Administrators consider campus-wide smoking ban after petition gains traction
With more than 1,400 signatures on a change.org petition calling for a campus-wide smoking ban at MSU, school administrators have taken notice.
“Going smoke-free is something the university has considered before and is currently reviewing,” MSU spokesman Jason Cody said in an email. “A task force is being pulled together now to take another look at the issue; we should expect to have some recommendations within a few weeks.”
This is far from the first time the issue has arisen for debate. In the past has voiced support of the idea, along with a push for a smoke-free campus from officials at Olin Health Center.
MSU is somewhat behind in addressing the matter. According to the American Nonsmokers’ Rights Foundation, there are at least 1,477 smoke-free campuses in the United States. MSU is not one of them.
and Lansing Community College is a tobacco-free campus. That means LCC also does not allow even chewing tobacco on its grounds, which has been in effect since 2008, website.
Sergeant Chad Beckett of the LCC police department said the college’s ban on tobacco has generally been well-received and respected by students.
“If someone was smoking, we would simply make contact with them, and faculty were advised to do the same thing,” Beckett said. “We were told to ask them to take it out to the sidewalk by the street, which is public, open property. Most of the time, that’s where we left it.”
Beckett said it was mainly an educational process of informing students of the tobacco-free policy. He said he had “no recollection” of the issue arising to a criminal matter between an LCC student and campus police.
“The only way you could get in legal trouble is when we make contact with you, and we ask you to move to the sidewalk, and you refuse,” Beckett said. “At that point we’d ask for ID, and if you refuse, we will advise you that you are trespassing on LCC property.”
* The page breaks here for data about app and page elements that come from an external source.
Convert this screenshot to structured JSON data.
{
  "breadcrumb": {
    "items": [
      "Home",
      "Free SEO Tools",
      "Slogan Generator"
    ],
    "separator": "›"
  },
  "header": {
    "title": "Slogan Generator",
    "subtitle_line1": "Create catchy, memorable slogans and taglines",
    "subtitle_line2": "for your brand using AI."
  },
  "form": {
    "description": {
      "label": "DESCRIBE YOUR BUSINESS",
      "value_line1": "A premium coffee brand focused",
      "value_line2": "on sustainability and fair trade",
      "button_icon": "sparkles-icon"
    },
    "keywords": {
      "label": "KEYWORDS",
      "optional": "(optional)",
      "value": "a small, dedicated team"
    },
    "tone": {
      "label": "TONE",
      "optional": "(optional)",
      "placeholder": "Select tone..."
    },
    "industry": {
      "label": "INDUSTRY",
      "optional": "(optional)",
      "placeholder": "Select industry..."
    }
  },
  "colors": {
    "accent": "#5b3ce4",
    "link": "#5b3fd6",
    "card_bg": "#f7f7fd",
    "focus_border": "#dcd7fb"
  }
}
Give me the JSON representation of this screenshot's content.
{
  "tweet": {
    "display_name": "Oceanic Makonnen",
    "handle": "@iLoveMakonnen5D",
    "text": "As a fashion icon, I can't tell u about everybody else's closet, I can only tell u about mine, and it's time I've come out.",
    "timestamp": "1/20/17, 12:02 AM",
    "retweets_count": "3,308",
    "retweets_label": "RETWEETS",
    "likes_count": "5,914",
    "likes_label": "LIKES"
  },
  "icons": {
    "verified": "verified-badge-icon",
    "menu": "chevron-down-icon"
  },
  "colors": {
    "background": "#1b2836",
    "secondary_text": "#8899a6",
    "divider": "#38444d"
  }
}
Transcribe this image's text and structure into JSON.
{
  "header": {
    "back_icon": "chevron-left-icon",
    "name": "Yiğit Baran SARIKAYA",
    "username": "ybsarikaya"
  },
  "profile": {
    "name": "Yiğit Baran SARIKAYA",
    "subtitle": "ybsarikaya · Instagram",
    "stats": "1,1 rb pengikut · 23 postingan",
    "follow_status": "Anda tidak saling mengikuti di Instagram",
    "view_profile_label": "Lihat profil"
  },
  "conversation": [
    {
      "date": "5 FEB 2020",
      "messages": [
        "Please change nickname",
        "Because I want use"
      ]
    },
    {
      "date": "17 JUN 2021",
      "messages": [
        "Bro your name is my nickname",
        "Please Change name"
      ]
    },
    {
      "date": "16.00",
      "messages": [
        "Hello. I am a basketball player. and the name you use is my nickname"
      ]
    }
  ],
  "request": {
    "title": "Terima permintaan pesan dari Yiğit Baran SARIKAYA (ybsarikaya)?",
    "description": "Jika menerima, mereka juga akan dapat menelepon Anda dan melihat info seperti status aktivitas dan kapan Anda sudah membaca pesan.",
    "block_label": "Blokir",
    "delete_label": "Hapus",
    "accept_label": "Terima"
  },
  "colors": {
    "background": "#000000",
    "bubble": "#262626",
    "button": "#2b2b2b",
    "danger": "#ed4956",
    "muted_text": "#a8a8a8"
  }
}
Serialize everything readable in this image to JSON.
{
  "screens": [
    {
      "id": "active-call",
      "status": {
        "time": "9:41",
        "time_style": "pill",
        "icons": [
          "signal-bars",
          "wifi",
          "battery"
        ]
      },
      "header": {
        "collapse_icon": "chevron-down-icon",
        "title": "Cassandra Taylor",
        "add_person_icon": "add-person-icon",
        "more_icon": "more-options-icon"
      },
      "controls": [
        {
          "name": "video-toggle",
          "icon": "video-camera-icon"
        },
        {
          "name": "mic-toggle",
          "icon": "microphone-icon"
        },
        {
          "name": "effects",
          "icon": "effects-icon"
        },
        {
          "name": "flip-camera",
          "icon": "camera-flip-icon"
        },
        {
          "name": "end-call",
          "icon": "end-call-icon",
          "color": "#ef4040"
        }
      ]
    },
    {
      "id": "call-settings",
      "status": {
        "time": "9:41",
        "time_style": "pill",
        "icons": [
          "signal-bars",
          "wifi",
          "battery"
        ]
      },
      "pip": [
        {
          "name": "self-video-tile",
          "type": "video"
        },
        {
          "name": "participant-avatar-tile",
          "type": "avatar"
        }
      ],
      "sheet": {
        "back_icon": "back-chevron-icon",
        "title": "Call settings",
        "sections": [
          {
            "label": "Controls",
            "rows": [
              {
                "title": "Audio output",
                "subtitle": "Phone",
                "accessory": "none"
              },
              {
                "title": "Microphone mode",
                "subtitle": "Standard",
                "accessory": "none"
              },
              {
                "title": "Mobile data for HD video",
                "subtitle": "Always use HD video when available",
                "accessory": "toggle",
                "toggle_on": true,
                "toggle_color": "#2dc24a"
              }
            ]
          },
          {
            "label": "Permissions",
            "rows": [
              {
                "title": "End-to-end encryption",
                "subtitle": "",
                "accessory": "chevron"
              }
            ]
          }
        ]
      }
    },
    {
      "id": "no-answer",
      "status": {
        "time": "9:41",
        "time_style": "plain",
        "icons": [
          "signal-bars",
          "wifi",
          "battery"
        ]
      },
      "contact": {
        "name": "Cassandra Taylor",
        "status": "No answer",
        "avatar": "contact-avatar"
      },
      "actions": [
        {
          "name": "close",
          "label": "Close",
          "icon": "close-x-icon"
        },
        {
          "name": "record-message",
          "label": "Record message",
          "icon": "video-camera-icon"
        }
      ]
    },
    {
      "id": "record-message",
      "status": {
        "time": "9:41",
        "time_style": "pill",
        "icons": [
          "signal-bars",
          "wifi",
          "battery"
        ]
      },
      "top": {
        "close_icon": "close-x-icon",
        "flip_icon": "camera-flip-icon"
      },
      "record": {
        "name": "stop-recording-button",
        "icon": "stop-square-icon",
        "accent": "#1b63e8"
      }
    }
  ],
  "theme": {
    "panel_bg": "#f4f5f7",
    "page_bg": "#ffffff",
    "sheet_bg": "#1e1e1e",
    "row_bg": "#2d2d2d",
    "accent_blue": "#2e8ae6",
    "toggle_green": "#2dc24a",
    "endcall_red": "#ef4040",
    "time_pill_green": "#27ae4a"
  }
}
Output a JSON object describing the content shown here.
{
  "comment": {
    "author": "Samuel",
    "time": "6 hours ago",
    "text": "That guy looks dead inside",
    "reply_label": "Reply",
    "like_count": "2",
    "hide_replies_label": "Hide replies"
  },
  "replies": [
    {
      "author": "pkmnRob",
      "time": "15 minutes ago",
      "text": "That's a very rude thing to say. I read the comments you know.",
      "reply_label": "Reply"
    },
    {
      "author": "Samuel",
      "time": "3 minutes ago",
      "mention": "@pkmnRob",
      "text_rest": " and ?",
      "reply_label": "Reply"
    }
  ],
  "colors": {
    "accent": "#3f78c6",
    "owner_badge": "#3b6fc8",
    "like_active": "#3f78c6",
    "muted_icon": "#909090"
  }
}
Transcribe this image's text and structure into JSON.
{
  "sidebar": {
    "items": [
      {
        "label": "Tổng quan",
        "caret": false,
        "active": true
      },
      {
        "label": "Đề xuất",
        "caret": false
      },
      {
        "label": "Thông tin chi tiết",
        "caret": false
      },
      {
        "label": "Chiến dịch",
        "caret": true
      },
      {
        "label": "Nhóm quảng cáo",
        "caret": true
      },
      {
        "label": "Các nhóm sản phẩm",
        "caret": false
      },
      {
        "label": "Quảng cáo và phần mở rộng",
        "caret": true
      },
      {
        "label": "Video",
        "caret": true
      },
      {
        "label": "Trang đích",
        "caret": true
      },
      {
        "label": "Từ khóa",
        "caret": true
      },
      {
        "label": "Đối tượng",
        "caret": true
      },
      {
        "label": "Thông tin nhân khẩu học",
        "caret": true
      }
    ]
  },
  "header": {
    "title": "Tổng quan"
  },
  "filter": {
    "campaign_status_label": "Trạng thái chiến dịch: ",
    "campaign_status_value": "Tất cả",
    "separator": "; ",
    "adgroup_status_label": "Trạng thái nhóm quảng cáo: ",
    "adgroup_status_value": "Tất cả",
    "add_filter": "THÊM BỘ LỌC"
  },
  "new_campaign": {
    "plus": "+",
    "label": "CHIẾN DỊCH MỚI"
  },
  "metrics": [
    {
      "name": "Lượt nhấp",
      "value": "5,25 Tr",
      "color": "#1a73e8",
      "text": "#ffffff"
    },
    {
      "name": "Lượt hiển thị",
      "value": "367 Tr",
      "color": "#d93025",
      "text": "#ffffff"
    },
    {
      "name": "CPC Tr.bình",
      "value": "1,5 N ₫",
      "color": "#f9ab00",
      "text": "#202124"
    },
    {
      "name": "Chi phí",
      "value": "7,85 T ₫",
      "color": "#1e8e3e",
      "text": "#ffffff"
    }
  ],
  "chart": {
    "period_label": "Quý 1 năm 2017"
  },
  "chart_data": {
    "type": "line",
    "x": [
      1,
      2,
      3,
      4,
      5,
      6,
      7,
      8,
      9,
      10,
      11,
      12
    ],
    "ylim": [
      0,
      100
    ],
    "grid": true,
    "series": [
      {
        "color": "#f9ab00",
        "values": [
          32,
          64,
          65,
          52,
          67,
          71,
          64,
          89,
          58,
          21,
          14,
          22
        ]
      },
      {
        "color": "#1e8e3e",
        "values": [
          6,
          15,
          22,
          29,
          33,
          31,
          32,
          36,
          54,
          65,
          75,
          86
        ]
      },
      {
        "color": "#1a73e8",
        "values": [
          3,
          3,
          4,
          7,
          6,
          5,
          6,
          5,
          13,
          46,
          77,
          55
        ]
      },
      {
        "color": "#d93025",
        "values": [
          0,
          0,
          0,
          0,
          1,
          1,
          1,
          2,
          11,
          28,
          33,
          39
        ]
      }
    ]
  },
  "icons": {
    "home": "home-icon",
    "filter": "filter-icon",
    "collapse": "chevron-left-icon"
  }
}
But what makes a difference between MSU and other schools is the logistics of a campus-wide smoking ban. In areas where LCC and the U-M share sidewalks with their respective cities, smoking is permitted.
The vast, centralized layout of MSU would make it very difficult for an individual in the middle of campus to reach an area of East Lansing where smoking is permitted. LCC’s relatively small campus size and the number of streets the U-M shares with the city of Ann Arbor make finding a place to light up easier in those locations than if there were a ban on MSU’s campus.
“There of course would need to be conversations with employee groups and unions as well as conversations around enforcement and education,” Cody said.
But the university cannot ignore more than 1,000 individuals asking for a change.
“It’s important that all voices in the MSU community, including students, are heard,” Cody said. “We appreciate the fact that students are engaged on this issue and making their opinions known.”